the fp is food-and-drink
Cayman Islands Food and Drink
For a Caribbean island, the food and drink options available in Cayman are extraordinarily varied, ranging from jerk chicken stands (try the one on Shedden Road) to five-star international dining and everything in between. The islands have for a while striven to be named the 'Culinary Capital of the Caribbean' and it seems as though the ploy is working.
As there are over 100 nationalities resident in Cayman, this is also reflected in the varied cuisine available. There are two major food festivals at the start of the year and during special events there are always local stands serving a wide range of eats. Look out also for low-season offers and seasonal produce of extremely high quality. Magazines covering the foodie scene are Flava and Food and Drink, which come out roughly quarterly.
• Jerk chicken (chicken marinated in spices which may or may not be head-blowingly hot – and barbecued.)
• Rice and peas.
• Moros y cristianos (black beans and rice).
• Fried plantain.
• Conch, including fritters, stew, ceviche and chowder (often it's best served in a fresh ceviche as out of season, some places may use frozen, rubbery conch in the fritters which is pretty awful).
• Turtle stew and turtle steaks.
• Dolphin (this is the local name for mahi-mahi, a firm white fish).
• Fresh fish (local varieties include wahoo, snapper, tuna and red lionfish).
• Local mangoes (there are seven varieties in season).
• Seasoning pepper (these have all the flavour of Scotch Bonnet chillies but none of the heat).
• Cayman Gourmet Pepper Jelly (a delicious sauce made in small batches by hand, and delicious).
Things to know
An unusual menu item is often the Red Lionfish, which is an invasive species that threatens the delicate ecosystem of the reefs due to its lack of natural predators. A programme of culling is under way and luckily the fish is rather delicious, a kind of firm white fish that lends itself to many different dishes.
Restaurant bills usually include a 10-15% charge in lieu of tipping. Of course, extras are always welcomed by the staff who often are on a very low hourly rate, making their money up by tips. At a bar, aim to give CI$1 per drink/round to bartenders. You won't lose out; most bars don't have measuring cups so being nice to the person serving your drinks will more often than not, have you drinking generous measures before long.
• Caybrew beers (there are many different available including a light beer, a bock, and seasonal Oktoberfest-style beers from this local brewery.)

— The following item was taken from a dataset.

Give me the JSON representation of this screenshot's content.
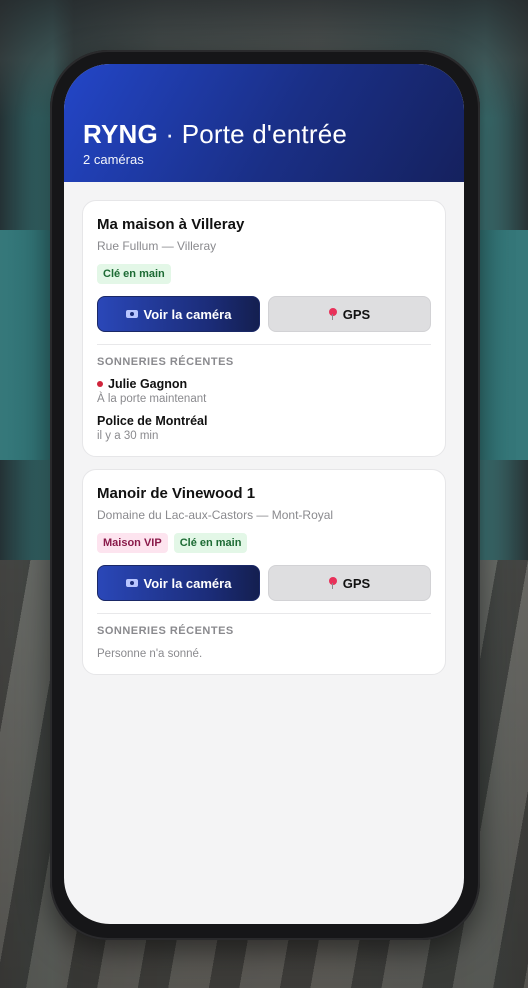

• Swanky (a local cocktail based round limes, sour oranges and brown sugar – and, if you like, rum).
• Rum punch.
• Cayman mudslide cocktail.

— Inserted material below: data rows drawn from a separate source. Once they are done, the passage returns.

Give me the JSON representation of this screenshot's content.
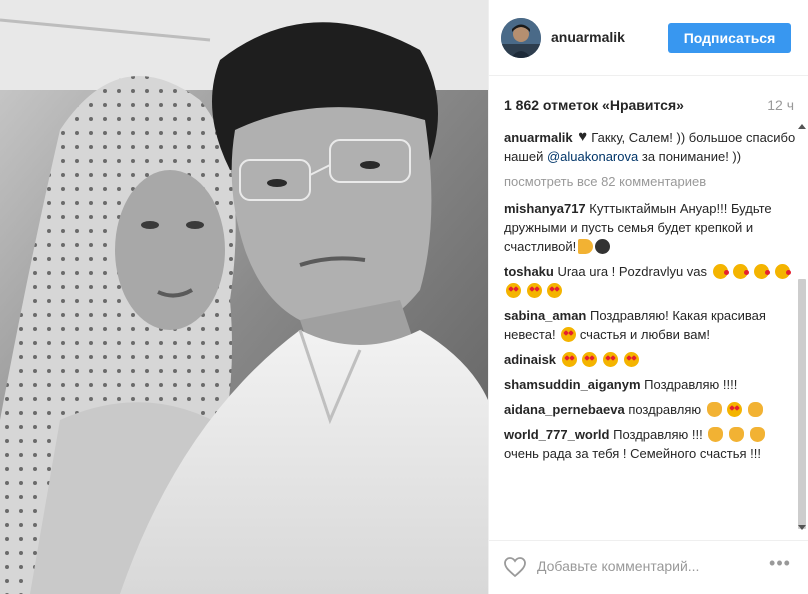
{
  "post": {
    "username": "anuarmalik",
    "follow_label": "Подписаться",
    "likes_text": "1 862 отметок «Нравится»",
    "time_ago": "12 ч",
    "caption_text": "Гакку, Салем! )) большое спасибо нашей",
    "caption_mention": "@aluakonarova",
    "caption_tail": "за понимание! ))",
    "view_all_label": "посмотреть все 82 комментариев"
  },
  "comments": [
    {
      "user": "mishanya717",
      "text": "Куттыктаймын Ануар!!! Будьте дружными и пусть семья будет крепкой и счастливой!"
    },
    {
      "user": "toshaku",
      "text": "Uraa ura ! Pozdravlyu vas"
    },
    {
      "user": "sabina_aman",
      "text": "Поздравляю! Какая красивая невеста!",
      "text2": "счастья и любви вам!"
    },
    {
      "user": "adinaisk",
      "text": ""
    },
    {
      "user": "shamsuddin_aiganym",
      "text": "Поздравляю !!!!"
    },
    {
      "user": "aidana_pernebaeva",
      "text": "поздравляю"
    },
    {
      "user": "world_777_world",
      "text": "Поздравляю !!!",
      "text2": "очень рада за тебя ! Семейного счастья !!!"
    }
  ],
  "footer": {
    "comment_placeholder": "Добавьте комментарий...",
    "more_label": "•••"
  },
  "colors": {
    "follow_button": "#3897f0",
    "mention": "#003569",
    "muted": "#999999"
  },
  "icons": {
    "like": "heart-outline-icon",
    "scroll_up": "scroll-up-arrow-icon",
    "scroll_down": "scroll-down-arrow-icon"
  }
}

• Seven Fathoms spirits (the only ones distilled on-island).